By WALTER ALBRITTON
In the beginning my preaching was so poor that some people were going to sleep before I got halfway to the benediction. Lacking confidence, I was using a manuscript and reading my sermons. With characteristic candor, my dear wife finally said, “Why don’t you just mimeograph your sermons and hand everyone a copy after the offering? The people would appreciate getting out early every Sunday.”
I knew she didn’t mean for me to do that so I struggled to get rid of my manuscript. Several Sundays later I had whittled the paperwork down to five note cards. But Dean would say, “You looked at your notes too much.” And when, with mighty effort, I got down to one note card, she was still not satisfied.
Finally, one Sunday I yielded to her relentless pressure and walked into the pulpit with nothing but my Bible in my hands. And I was utterly amazed to discover that I could preach without notes. It was one of the most liberating experiences of my life as a young pastor. Its greatest benefit was allowing me to maintain eye contact with people while proclaiming the good news of Jesus.
However, a few folks, mainly old men, were still going to sleep during my sermons. Amos Brewton in Pensacola trusted me so much that he was asleep before I finished reading my scripture. One memorial moment occurred on a hot summer Sunday night before churches were air-conditioned.
The sanctuary doors and windows were open so Snoozey, our little Dachshund, being outside, could hear me preaching. Our parsonage was next door. Snoozey decided to investigate and soon began walking down the middle aisle of the church, coming straight toward me. I stopped preaching and in a loud voice shouted, “Snoozey, go home!”
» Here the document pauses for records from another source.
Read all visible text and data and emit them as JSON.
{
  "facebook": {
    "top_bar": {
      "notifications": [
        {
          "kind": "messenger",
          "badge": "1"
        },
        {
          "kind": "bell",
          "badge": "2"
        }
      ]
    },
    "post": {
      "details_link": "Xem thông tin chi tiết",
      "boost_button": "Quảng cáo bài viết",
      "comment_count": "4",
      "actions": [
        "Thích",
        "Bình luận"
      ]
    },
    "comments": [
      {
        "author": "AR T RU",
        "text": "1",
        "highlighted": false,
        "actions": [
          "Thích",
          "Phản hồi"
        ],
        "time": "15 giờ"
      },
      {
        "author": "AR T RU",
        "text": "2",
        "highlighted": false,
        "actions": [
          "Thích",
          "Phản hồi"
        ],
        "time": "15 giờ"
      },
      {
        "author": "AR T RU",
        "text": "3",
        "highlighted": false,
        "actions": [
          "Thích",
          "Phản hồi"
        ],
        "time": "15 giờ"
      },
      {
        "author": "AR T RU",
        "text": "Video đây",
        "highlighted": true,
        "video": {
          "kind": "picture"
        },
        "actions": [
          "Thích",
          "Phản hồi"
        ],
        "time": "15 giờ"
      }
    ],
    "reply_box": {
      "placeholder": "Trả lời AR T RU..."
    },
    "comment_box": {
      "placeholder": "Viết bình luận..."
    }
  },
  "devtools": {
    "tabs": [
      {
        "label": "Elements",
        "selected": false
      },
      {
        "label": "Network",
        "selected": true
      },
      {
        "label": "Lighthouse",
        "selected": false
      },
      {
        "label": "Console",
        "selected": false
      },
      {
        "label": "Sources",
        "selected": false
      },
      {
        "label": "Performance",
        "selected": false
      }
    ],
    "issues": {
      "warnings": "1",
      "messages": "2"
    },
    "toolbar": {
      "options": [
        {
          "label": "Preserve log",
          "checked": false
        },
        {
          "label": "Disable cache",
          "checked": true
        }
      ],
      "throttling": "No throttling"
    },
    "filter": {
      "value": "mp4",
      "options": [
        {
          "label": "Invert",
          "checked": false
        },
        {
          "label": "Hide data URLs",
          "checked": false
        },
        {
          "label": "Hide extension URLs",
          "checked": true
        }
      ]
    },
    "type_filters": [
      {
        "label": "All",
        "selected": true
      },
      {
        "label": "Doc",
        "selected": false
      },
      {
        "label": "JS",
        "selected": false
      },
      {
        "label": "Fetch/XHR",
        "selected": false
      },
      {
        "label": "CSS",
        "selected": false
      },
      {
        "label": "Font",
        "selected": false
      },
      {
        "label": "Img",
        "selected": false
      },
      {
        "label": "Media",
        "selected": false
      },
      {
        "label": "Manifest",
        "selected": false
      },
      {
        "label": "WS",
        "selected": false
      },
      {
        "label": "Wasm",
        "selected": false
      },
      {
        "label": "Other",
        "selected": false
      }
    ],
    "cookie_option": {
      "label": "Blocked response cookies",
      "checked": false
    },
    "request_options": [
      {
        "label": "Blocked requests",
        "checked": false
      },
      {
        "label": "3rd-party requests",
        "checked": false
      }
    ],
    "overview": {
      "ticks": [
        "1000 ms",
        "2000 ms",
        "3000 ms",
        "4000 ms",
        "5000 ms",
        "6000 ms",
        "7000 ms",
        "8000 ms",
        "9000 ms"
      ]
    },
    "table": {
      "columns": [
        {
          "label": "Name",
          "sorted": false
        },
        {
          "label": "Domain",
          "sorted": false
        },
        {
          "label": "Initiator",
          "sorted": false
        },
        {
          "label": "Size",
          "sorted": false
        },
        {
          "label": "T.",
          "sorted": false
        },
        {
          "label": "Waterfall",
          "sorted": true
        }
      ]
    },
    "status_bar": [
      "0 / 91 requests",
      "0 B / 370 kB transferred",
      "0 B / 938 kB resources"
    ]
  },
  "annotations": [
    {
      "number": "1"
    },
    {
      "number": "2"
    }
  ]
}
Not realizing I was speaking to my dog, Tom English elbowed Amos and said loud enough to be heard, “Amos, the preacher is talking to you! Wake up!” Startled, Amos woke up and said loudly, “You got to be kidding!”
When the congregation began laughing, and finally saw Snoozey trotting up to the pulpit instead of going home, I knew it was time to tie the caboose onto my sermon so we could all go home in a good mood.
After that I decided to begin shouting and singing in my sermons now and then — and the old men stayed awake — most of the time. I am not sure how to justify singing in a sermon but shouting is quite biblical. I began by shouting “Hallelujah!” after a major point in my sermon. After all, Handel’s Messiah has made “hallelujah” one of the most beloved words in every language.
Then I worked diligently to condense each sermon to a few words — a phrase I could shout several times, often enough that everyone would leave church with that phrase stored in their minds. One example is the phrase, “Let God Use It!” — which summed up a sermon on our need to let God use our afflictions to strengthen our faith.
All of this culminated in a decision to inject the one word, “Glory,” into my preaching, writing and conversation. The word “glory” covers a wide range of meanings. I use it like a trumpet call to remind us all to celebrate the glory of God especially as revealed in Jesus Christ, who is truly the glory of God. While the heavens, and all creation, unveil the glory of God, His glory was supremely revealed in the face of Jesus. For me the words “glory” and “Jesus” are synonymous, so to shout “Glory!” is to shout “Jesus!”
While the madness, evil and suffering of the world invites us to sink into despair, God invites us to rejoice and dance in His glory. So when I shout “Glory” I am saying “Yes” to God’s gracious invitation made indelibly clear in the life, death and resurrection of Jesus.